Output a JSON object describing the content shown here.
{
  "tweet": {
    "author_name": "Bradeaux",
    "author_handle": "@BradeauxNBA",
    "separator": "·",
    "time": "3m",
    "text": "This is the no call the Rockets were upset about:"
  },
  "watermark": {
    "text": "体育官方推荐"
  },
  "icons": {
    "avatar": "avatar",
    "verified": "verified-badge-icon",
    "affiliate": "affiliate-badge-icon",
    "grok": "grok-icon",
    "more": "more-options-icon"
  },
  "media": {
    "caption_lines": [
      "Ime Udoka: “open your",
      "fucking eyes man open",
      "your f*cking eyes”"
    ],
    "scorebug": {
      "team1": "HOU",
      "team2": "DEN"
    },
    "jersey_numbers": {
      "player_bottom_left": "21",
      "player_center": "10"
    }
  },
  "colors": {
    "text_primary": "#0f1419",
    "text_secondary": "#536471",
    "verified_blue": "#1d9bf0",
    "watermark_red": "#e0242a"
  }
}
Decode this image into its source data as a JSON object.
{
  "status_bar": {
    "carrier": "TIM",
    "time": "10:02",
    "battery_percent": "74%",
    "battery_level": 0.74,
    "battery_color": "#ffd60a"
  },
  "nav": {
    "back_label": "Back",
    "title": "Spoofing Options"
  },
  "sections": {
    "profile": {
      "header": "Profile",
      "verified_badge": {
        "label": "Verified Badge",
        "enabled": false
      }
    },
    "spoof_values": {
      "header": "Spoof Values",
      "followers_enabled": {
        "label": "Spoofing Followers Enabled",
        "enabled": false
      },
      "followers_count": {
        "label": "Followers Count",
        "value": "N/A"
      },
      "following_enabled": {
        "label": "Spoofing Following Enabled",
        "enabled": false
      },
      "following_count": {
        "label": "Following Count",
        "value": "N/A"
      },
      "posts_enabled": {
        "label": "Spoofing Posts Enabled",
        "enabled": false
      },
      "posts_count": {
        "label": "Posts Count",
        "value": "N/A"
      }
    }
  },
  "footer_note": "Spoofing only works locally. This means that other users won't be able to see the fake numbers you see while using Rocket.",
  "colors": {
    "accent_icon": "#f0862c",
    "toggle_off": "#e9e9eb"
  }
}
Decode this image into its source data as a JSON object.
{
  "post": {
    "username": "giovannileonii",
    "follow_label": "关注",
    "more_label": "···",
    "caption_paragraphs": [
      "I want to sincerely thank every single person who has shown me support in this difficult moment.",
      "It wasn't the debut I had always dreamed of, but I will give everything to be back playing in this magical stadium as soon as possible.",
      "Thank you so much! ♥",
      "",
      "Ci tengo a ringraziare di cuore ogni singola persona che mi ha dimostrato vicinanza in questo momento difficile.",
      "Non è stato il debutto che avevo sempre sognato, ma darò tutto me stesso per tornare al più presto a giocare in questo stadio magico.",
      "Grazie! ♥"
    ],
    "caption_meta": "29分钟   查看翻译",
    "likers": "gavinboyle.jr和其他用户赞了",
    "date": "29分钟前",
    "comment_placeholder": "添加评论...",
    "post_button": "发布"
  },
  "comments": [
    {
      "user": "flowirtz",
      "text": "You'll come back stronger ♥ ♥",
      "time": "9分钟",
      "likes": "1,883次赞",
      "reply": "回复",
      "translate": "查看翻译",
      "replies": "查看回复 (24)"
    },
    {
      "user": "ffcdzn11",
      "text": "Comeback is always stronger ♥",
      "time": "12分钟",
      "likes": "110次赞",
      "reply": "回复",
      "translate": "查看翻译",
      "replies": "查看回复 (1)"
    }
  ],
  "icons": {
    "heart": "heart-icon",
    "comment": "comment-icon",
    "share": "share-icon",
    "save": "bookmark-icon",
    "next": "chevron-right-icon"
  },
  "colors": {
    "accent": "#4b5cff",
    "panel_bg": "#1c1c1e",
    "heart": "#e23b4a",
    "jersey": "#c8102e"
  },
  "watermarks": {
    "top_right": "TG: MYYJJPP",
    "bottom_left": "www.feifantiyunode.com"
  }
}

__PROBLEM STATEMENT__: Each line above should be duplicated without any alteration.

__COMPLETED TASK__:
Output a JSON object describing the content shown here.
{
  "tweet": {
    "author_name": "Bradeaux",
    "author_handle": "@BradeauxNBA",
    "separator": "·",
    "time": "3m",
    "text": "This is the no call the Rockets were upset about:"
  },
  "watermark": {
    "text": "体育官方推荐"
  },
  "icons": {
    "avatar": "avatar",
    "verified": "verified-badge-icon",
    "affiliate": "affiliate-badge-icon",
    "grok": "grok-icon",
    "more": "more-options-icon"
  },
  "media": {
    "caption_lines": [
      "Ime Udoka: “open your",
      "fucking eyes man open",
      "your f*cking eyes”"
    ],
    "scorebug": {
      "team1": "HOU",
      "team2": "DEN"
    },
    "jersey_numbers": {
      "player_bottom_left": "21",
      "player_center": "10"
    }
  },
  "colors": {
    "text_primary": "#0f1419",
    "text_secondary": "#536471",
    "verified_blue": "#1d9bf0",
    "watermark_red": "#e0242a"
  }
}
Decode this image into its source data as a JSON object.
{
  "status_bar": {
    "carrier": "TIM",
    "time": "10:02",
    "battery_percent": "74%",
    "battery_level": 0.74,
    "battery_color": "#ffd60a"
  },
  "nav": {
    "back_label": "Back",
    "title": "Spoofing Options"
  },
  "sections": {
    "profile": {
      "header": "Profile",
      "verified_badge": {
        "label": "Verified Badge",
        "enabled": false
      }
    },
    "spoof_values": {
      "header": "Spoof Values",
      "followers_enabled": {
        "label": "Spoofing Followers Enabled",
        "enabled": false
      },
      "followers_count": {
        "label": "Followers Count",
        "value": "N/A"
      },
      "following_enabled": {
        "label": "Spoofing Following Enabled",
        "enabled": false
      },
      "following_count": {
        "label": "Following Count",
        "value": "N/A"
      },
      "posts_enabled": {
        "label": "Spoofing Posts Enabled",
        "enabled": false
      },
      "posts_count": {
        "label": "Posts Count",
        "value": "N/A"
      }
    }
  },
  "footer_note": "Spoofing only works locally. This means that other users won't be able to see the fake numbers you see while using Rocket.",
  "colors": {
    "accent_icon": "#f0862c",
    "toggle_off": "#e9e9eb"
  }
}
Decode this image into its source data as a JSON object.
{
  "post": {
    "username": "giovannileonii",
    "follow_label": "关注",
    "more_label": "···",
    "caption_paragraphs": [
      "I want to sincerely thank every single person who has shown me support in this difficult moment.",
      "It wasn't the debut I had always dreamed of, but I will give everything to be back playing in this magical stadium as soon as possible.",
      "Thank you so much! ♥",
      "",
      "Ci tengo a ringraziare di cuore ogni singola persona che mi ha dimostrato vicinanza in questo momento difficile.",
      "Non è stato il debutto che avevo sempre sognato, ma darò tutto me stesso per tornare al più presto a giocare in questo stadio magico.",
      "Grazie! ♥"
    ],
    "caption_meta": "29分钟   查看翻译",
    "likers": "gavinboyle.jr和其他用户赞了",
    "date": "29分钟前",
    "comment_placeholder": "添加评论...",
    "post_button": "发布"
  },
  "comments": [
    {
      "user": "flowirtz",
      "text": "You'll come back stronger ♥ ♥",
      "time": "9分钟",
      "likes": "1,883次赞",
      "reply": "回复",
      "translate": "查看翻译",
      "replies": "查看回复 (24)"
    },
    {
      "user": "ffcdzn11",
      "text": "Comeback is always stronger ♥",
      "time": "12分钟",
      "likes": "110次赞",
      "reply": "回复",
      "translate": "查看翻译",
      "replies": "查看回复 (1)"
    }
  ],
  "icons": {
    "heart": "heart-icon",
    "comment": "comment-icon",
    "share": "share-icon",
    "save": "bookmark-icon",
    "next": "chevron-right-icon"
  },
  "colors": {
    "accent": "#4b5cff",
    "panel_bg": "#1c1c1e",
    "heart": "#e23b4a",
    "jersey": "#c8102e"
  },
  "watermarks": {
    "top_right": "TG: MYYJJPP",
    "bottom_left": "www.feifantiyunode.com"
  }
}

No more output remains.